====== Records provided
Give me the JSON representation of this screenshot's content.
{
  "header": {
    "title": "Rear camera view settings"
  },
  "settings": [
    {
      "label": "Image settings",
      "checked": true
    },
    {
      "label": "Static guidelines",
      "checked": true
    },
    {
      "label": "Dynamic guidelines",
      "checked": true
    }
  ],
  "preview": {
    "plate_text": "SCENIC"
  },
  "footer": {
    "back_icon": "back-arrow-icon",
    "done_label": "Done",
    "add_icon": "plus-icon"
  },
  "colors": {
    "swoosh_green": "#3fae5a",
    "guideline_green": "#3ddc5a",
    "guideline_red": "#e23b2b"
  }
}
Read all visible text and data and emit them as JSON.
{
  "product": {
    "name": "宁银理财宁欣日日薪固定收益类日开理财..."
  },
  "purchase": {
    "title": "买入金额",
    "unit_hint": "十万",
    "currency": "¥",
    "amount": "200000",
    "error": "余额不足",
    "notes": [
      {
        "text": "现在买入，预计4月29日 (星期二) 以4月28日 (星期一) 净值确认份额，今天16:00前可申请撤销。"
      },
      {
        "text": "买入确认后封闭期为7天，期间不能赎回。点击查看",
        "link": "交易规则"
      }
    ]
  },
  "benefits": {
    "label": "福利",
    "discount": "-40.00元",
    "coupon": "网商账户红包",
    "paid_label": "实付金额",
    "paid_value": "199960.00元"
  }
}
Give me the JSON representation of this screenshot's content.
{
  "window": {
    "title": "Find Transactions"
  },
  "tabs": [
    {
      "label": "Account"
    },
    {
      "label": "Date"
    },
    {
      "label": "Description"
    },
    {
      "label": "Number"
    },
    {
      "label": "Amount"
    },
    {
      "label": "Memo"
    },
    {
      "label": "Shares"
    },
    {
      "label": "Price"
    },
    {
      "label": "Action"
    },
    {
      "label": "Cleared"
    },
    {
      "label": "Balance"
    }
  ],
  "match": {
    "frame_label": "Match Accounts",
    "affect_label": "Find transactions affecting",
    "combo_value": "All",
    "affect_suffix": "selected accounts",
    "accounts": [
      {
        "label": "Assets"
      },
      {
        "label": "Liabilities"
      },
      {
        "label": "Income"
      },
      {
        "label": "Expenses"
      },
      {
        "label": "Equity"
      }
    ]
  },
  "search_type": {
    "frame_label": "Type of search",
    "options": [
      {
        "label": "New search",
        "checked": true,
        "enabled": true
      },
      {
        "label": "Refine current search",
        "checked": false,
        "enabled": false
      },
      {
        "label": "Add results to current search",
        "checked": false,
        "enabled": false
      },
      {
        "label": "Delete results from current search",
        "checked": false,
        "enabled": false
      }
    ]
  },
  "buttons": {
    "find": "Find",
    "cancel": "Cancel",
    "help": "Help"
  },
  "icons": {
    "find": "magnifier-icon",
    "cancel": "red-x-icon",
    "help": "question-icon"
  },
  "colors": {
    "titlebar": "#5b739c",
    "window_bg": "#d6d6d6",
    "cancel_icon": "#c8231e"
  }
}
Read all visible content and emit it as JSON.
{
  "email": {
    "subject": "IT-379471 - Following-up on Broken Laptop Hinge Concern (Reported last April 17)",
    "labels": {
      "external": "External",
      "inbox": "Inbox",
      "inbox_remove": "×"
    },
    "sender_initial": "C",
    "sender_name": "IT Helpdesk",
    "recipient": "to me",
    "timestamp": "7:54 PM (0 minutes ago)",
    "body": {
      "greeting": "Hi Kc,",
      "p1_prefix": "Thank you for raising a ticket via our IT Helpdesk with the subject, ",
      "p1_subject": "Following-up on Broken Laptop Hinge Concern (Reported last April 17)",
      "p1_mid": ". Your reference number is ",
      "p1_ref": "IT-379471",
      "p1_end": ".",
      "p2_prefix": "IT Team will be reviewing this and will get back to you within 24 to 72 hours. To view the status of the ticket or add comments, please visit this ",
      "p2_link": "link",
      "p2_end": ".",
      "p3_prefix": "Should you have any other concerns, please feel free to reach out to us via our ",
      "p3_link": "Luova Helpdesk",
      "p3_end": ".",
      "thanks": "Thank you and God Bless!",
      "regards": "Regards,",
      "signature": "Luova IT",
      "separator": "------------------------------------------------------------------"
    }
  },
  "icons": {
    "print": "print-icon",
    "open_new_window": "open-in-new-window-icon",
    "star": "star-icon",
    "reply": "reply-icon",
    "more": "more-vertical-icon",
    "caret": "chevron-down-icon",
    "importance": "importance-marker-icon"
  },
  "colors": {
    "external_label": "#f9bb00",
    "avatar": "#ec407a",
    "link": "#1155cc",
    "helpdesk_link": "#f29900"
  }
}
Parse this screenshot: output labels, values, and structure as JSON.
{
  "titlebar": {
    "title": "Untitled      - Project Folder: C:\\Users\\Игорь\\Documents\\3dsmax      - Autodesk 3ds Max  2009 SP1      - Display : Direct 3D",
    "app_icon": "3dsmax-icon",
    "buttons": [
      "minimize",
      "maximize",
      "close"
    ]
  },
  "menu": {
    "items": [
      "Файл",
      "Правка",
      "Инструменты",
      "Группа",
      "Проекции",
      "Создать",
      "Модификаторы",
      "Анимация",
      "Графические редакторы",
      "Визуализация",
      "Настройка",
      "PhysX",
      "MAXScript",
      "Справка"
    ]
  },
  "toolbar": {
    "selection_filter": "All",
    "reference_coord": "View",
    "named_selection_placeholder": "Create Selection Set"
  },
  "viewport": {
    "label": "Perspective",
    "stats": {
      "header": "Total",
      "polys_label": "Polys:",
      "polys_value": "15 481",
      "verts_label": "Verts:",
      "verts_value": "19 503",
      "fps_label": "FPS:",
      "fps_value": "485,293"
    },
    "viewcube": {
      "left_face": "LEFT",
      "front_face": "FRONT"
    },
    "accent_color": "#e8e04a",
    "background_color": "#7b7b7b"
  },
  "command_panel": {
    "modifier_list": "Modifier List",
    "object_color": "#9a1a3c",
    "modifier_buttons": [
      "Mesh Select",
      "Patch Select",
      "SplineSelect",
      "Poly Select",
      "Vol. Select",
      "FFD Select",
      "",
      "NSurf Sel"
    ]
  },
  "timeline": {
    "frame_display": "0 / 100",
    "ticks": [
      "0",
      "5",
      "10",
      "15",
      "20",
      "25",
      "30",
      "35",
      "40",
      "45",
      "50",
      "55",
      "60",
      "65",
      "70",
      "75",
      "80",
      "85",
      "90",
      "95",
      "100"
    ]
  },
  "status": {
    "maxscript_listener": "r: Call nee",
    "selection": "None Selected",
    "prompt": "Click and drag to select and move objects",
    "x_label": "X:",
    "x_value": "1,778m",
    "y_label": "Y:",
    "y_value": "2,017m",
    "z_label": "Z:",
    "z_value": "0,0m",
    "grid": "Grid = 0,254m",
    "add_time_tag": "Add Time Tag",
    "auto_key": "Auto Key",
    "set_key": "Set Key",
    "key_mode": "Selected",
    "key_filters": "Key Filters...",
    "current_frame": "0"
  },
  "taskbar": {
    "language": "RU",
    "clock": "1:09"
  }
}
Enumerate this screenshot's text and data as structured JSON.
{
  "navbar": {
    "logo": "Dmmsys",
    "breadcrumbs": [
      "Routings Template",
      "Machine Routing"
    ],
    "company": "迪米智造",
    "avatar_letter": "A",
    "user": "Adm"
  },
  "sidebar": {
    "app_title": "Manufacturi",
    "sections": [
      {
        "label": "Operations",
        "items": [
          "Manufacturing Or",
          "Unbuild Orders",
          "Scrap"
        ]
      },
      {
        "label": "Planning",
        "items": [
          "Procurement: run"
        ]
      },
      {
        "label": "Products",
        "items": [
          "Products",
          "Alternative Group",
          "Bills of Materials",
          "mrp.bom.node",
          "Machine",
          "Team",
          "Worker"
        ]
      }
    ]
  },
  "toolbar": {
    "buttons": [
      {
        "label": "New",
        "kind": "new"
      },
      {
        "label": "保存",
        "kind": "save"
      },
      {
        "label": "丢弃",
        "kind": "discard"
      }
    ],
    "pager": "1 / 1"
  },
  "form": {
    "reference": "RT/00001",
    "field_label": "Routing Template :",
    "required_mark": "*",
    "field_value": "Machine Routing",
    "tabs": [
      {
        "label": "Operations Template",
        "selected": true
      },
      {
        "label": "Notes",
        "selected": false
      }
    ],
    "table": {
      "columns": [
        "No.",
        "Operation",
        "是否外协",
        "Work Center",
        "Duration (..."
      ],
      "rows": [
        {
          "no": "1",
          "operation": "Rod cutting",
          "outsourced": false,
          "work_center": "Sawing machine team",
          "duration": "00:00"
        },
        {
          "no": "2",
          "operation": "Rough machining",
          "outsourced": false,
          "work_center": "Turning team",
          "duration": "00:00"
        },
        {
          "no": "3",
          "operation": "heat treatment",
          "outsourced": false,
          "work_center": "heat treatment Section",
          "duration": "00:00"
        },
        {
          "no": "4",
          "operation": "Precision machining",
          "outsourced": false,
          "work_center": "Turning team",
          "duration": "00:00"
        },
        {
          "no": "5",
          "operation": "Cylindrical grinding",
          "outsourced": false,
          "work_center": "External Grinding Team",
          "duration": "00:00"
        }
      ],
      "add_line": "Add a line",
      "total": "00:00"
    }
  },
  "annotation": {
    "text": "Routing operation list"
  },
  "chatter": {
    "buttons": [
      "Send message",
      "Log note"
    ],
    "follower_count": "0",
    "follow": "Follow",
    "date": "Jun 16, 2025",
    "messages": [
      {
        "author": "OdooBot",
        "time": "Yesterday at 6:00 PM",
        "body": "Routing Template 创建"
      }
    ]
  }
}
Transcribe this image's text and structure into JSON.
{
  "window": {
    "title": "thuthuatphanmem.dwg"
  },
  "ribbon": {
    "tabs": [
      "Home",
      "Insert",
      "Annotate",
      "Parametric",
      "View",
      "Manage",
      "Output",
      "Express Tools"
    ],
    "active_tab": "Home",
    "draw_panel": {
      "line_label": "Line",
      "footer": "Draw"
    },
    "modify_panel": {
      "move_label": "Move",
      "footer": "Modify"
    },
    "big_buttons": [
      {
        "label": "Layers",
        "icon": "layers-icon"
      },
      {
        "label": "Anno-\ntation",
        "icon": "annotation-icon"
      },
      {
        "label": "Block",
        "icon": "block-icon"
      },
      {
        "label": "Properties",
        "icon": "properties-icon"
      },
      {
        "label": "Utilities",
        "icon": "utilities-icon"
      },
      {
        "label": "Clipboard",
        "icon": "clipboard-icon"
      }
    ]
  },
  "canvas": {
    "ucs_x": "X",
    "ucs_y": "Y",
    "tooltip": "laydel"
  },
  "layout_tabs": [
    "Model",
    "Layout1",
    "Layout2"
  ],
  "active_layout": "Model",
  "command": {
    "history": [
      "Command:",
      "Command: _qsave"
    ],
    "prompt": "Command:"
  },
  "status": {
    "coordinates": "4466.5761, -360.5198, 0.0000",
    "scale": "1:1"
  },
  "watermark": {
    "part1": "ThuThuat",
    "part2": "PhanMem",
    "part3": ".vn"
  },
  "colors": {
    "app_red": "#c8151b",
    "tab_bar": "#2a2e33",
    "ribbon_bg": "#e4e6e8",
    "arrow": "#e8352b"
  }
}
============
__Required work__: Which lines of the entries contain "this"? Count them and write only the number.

__Result of the task__: 6